offshore Report

Big red grouper have been biting well for us offshore we’re fishing closer to 140 foot of water or more right now on our offshore fishing trips and generally doing really well on some big fat red grouper. We’re also finding some decent scamp grouper in this depth range too. The scamp Grouper are always a welcome addition while targeting those red grouper in deeper water. Scamp grouper generally feed on small Pinfish for threadfins for the most part while red grouper will bite those baits plus squid, and just about anything else. Red grouper much less picky compared to a scamp grouper. and generally red grouper are more plentiful as well. However, a scamp Grouper is a great eating fish. They just generally are a little smaller than the red grouper.

We’re also seeing some pretty good numbers of mangrove snapper offshore to mangrove snapper offshore definitely are better targeted with a cut threadfin and double Snell rig. Once you get into deeper water beyond 100 to 120‘ of water using a shrimp becomes more and more unrealistic. As the deeper depth makes sensitivity to your hook extremely more difficult. The deeper the water, the harder it is to feel that soft bite that will steal your shrimp. Shrimp come off the hook extremely easy which means it’s very easy to lose your bite without feeling it offshore. That’s why we prefer the double snell rig especially in deeper water. It’s going to give you a much better chance to get those mangrove snapper with better efficiency.

We’re also seeing some mutton snapper while offshore right now! The mutton snapper bite is generally sporadic and rarer for us and central west Florida but lately we’ve been seen some decent numbers of mutton snapper. Generally, we catch them while targeting the mangrove snapper and using that Double Snell rig with cut threadfin. We’re also seeing big numbers of large vermilion snapper and the deeper we go, the vermilion snapper get even more prolific plus they seem to be in larger sizes. Along with the vermilion snapper, we see the same phenomenon with Porgy’s as we get deeper they get larger and more prolific. Another random species that we’re seeing offshore heavily right now are the African pompano. African pompano vary in concentrations but this time of year we seem to be seeing quite a few African pompano. Generally we find them beyond 120 to 140 foot but that that range and deeper seems to be the hotspot.
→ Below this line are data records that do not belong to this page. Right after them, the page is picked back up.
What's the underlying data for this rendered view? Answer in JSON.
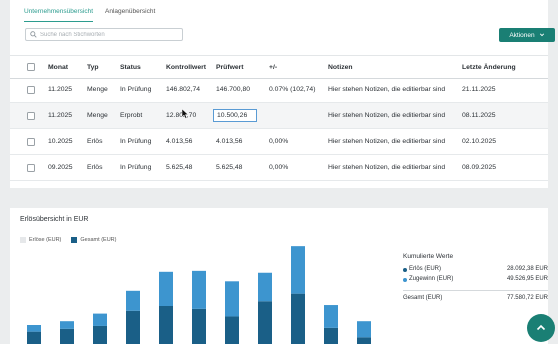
{
  "tabs": [
    {
      "label": "Unternehmensübersicht",
      "active": true
    },
    {
      "label": "Anlagenübersicht",
      "active": false
    }
  ],
  "search": {
    "placeholder": "Suche nach Stichworten"
  },
  "actions": {
    "label": "Aktionen"
  },
  "table": {
    "columns": [
      "Monat",
      "Typ",
      "Status",
      "Kontrollwert",
      "Prüfwert",
      "+/-",
      "Notizen",
      "Letzte Änderung"
    ],
    "rows": [
      {
        "monat": "11.2025",
        "typ": "Menge",
        "status": "In Prüfung",
        "kontroll": "146.802,74",
        "pruef": "146.700,80",
        "pm": "0.07% (102,74)",
        "notiz": "Hier stehen Notizen, die editierbar sind",
        "last": "21.11.2025"
      },
      {
        "monat": "11.2025",
        "typ": "Menge",
        "status": "Erprobt",
        "kontroll": "12.802,70",
        "pruef": "10.500,26",
        "pm": "",
        "notiz": "Hier stehen Notizen, die editierbar sind",
        "last": "08.11.2025"
      },
      {
        "monat": "10.2025",
        "typ": "Erlös",
        "status": "In Prüfung",
        "kontroll": "4.013,56",
        "pruef": "4.013,56",
        "pm": "0,00%",
        "notiz": "Hier stehen Notizen, die editierbar sind",
        "last": "02.10.2025"
      },
      {
        "monat": "09.2025",
        "typ": "Erlös",
        "status": "In Prüfung",
        "kontroll": "5.625,48",
        "pruef": "5.625,48",
        "pm": "0,00%",
        "notiz": "Hier stehen Notizen, die editierbar sind",
        "last": "08.09.2025"
      }
    ]
  },
  "chart": {
    "title": "Erlösübersicht in EUR"
  },
  "chart_data": {
    "type": "bar",
    "series": [
      {
        "name": "Erlöse (EUR)",
        "color": "#1a5f87",
        "values": [
          13,
          16,
          19,
          35,
          40,
          37,
          29,
          45,
          53,
          17,
          7
        ]
      },
      {
        "name": "Gesamt (EUR)",
        "color": "#3d95cf",
        "values": [
          7,
          8,
          13,
          21,
          36,
          40,
          37,
          30,
          50,
          24,
          17
        ]
      }
    ],
    "legend": "top-left",
    "grid": false
  },
  "kumulierte": {
    "title": "Kumulierte Werte",
    "items": [
      {
        "label": "Erlös (EUR)",
        "value": "28.092,38 EUR",
        "color": "#1a5f87"
      },
      {
        "label": "Zugewinn (EUR)",
        "value": "49.526,95 EUR",
        "color": "#3d95cf"
      }
    ],
    "total_label": "Gesamt (EUR)",
    "total_value": "77.580,72 EUR"
  },
  "icons": {
    "search": "search-icon",
    "chevron": "chevron-down-icon",
    "fab": "arrow-up-icon",
    "cursor": "cursor-icon"
  }
}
 Offshore, pelagic action has been going really well too. We’ve been seeing decent numbers of blackfin tuna while trolling or flatline fishing. Kingfish action has been going really well offshore and deeper water as well. Trolling between spots with the Rapala Xrap or the nomad DTX has been a great option. We’re also finding these pelagic species on the flat lines with either a dead threadfin, or will use a sabiki rig to sabiki up some live sardines or a live threadfins. But many people will make the mistake of waiting till they have the perfect flatline bait to set out a flat line, but remember some truly large trophy fish are caught using dead bait on the flat line.